The logic behind the push to cultivate chance encounters supposes that innovation is akin to a lottery. But do chance encounters reliably and consistently yield anything of substance?
Illustration: © Macaulay Campbell
Every organization seeks innovation in order to differentiate its products and services. But how do you engender more innovation?
One secret to more innovation, at least according to popular press articles and a number of blog musings, is "chance encounters." Chance encounters are those occasions when people who have no scripted reason to be with one another--they may not even know one another--nevertheless find themselves together and end up serendipitously co-creating the Next Big Thing.
Chance encounters get frequently referenced in articles about fostering innovation. One example often noted is Steve Jobs’ insistence of centralizing workplace cafés and toilets at Apple’s headquarters to ensure employees from various departments would collide as they headed to lunch and the loo. In addition to visionary opinions there are some well publicized innovations stemming from chance encounters.
And so it comes as no surprise that business leaders, consultants, and designers are trying to foster more random run-ins in the workplace. Logic dictates that if one chance encounter leads to one innovation then surely a steady stream of chance encounters will lead to a multitude of innovations.
Or will it?
The logic behind the push to cultivate chance encounters supposes that innovation is akin to a lottery. If once chance encounter yields a one in a million chance of innovating, then a second such encounter doubles your chances to two in a million. Doubled, yes. But still terrible odds. If you took the lottery logic to its extreme, you can imagine a company bringing otherwise segregated employees together for 10-minute one-on-ones like innovation speed dating. The goal would be to create thousands of chance encounters and hope that lightning strikes. And it might. But would you really bet on that type of process yielding innovation?
Undoubtedly, many chance encounters have resulted in innovations. And when they have, they are eternally fascinating, just like those lucky souls who win Powerball. But why is it that when telling these types of innovation stories we are so focused on the role that chance played? Presumably there were many variables that led to an innovation, such as the experience of the team involved, and chance was just one factor. If not, then we really are dealing with a lottery-style dynamic and any other combination of people would have had an equal chance at the same innovation.
But when it comes to innovating, it’s hard to imagine a series of chance encounters reliably and consistently yielding anything of substance. Just because some innovations stemmed from chance encounters doesn't mean that creating more chance encounters results in more innovations. Just like buying two lottery tickets instead of one isn’t really an improved wealth strategy. Clear-eyed thinking helps us realize that trying to innovate by creating more chance encounters is like trying to schedule spontaneity. It’s contradictory.

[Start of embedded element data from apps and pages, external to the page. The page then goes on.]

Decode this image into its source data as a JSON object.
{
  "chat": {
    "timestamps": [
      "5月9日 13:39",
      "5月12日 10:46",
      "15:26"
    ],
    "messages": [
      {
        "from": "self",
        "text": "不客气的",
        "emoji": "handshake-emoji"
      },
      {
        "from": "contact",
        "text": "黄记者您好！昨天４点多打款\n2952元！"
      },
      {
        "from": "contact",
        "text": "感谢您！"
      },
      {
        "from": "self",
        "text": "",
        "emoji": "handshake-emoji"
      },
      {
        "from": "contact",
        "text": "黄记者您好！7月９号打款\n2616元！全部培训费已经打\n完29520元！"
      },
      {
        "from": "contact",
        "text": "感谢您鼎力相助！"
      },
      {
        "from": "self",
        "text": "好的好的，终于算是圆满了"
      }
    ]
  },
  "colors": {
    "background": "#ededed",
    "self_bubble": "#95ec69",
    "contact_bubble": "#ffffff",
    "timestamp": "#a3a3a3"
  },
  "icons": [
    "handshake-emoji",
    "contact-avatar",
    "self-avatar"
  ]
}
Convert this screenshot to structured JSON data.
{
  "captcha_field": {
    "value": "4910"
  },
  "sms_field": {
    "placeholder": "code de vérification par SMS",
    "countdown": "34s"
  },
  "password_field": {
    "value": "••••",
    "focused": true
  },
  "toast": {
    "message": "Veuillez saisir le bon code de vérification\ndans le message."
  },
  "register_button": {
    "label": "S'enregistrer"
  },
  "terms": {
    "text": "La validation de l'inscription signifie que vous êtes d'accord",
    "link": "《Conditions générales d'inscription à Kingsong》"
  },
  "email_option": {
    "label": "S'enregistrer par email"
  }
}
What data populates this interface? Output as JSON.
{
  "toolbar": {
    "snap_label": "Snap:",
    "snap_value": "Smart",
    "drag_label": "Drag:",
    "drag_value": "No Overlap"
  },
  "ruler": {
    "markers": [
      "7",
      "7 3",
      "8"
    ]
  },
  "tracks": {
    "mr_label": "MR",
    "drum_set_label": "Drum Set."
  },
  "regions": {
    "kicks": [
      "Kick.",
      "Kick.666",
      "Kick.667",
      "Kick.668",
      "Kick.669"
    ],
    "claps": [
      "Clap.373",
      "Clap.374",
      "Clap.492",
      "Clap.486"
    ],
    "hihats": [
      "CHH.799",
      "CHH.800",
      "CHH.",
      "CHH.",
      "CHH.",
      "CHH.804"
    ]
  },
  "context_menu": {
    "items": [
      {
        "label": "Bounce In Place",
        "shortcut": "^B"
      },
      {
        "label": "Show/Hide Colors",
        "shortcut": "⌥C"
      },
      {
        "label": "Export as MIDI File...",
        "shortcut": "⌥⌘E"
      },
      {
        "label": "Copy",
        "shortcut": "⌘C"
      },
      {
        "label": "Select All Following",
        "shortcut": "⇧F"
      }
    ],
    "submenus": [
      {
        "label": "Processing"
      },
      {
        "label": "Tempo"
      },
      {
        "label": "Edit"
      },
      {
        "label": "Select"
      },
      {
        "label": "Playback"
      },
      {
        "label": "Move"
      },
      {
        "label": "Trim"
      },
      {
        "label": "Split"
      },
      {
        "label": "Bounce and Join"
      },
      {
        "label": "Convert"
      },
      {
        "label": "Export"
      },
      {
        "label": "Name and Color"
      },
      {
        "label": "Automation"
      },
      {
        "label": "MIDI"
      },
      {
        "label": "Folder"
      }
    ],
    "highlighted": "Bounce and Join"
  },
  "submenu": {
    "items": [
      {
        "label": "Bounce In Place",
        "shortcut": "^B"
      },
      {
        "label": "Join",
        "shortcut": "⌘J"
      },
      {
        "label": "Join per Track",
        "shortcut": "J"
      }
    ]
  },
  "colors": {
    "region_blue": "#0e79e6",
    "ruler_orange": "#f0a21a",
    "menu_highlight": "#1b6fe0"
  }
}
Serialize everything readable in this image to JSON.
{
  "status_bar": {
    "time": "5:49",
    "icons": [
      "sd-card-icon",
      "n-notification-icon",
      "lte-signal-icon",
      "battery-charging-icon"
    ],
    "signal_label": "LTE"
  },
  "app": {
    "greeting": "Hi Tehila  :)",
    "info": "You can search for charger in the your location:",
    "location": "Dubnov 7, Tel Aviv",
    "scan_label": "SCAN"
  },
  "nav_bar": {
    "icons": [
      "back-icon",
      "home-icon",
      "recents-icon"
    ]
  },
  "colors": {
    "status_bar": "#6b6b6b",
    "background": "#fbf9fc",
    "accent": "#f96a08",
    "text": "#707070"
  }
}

To be clear, there is nothing inherently bad about encouraging unplanned meetings between people who would not normally interact during the course of work day. Such encounters are reliably good for forging new relationships, rekindling dormant ones, and sustaining social networks. And beyond exchanging pleasantries, they may even lead to the occasional plan to meet up again (OMG, not by chance?!) to create something.
But, beware grand efforts to promote chance encounters as a primary means to innovation. If for no other reason than every encounter costs time, an inherently limited resource in our increasingly busy world. In a system of limited resources promoting proportionally more of one thing means we must be doing relatively less of something else. What else might more chance encounters keep you and your colleagues from accomplishing?
We must acknowledge explicitly what we know intuitively: that chance encounters more frequently lead to outcomes other than innovation. They're not necessarily bad outcomes, they're just not innovations. So certainly don't try to limit random run-ins. But given the finite nature of our time, the likelihood is that other sources will more reliably yield innovations.
Luck and good fortune in all of its forms (including chance encounters) will always have a featured seat at the innovation table. But unplanned meetings are characterized as "chance" for a reason. They can happen anywhere and at any time. And they do. But it’s time to recognize an unspoken truth: chance encounters should make for an optional ingredient, as opposed to the entire the recipe, for innovation.
So if innovation is your goal, what is one to do? I'll put my chips down any day on design thinking over chance encounters as the wellspring of innovation. In other words, a deliberately creative, planned process versus random run-ins. Chance will always plays a real role, but be careful not to think it’s the winning ticket to the innovation lottery.
About the Author: Marc Bruffett is a Principal in Gensler’s New York City office and a regional leader for Gensler’s Consulting practice area--a design strategy, workplace, and innovation consultancy. He specializes in alternative workplace strategy, workplace experience design, change management, portfolio strategy, and applied design thinking. Contact him at firstname.lastname@example.org.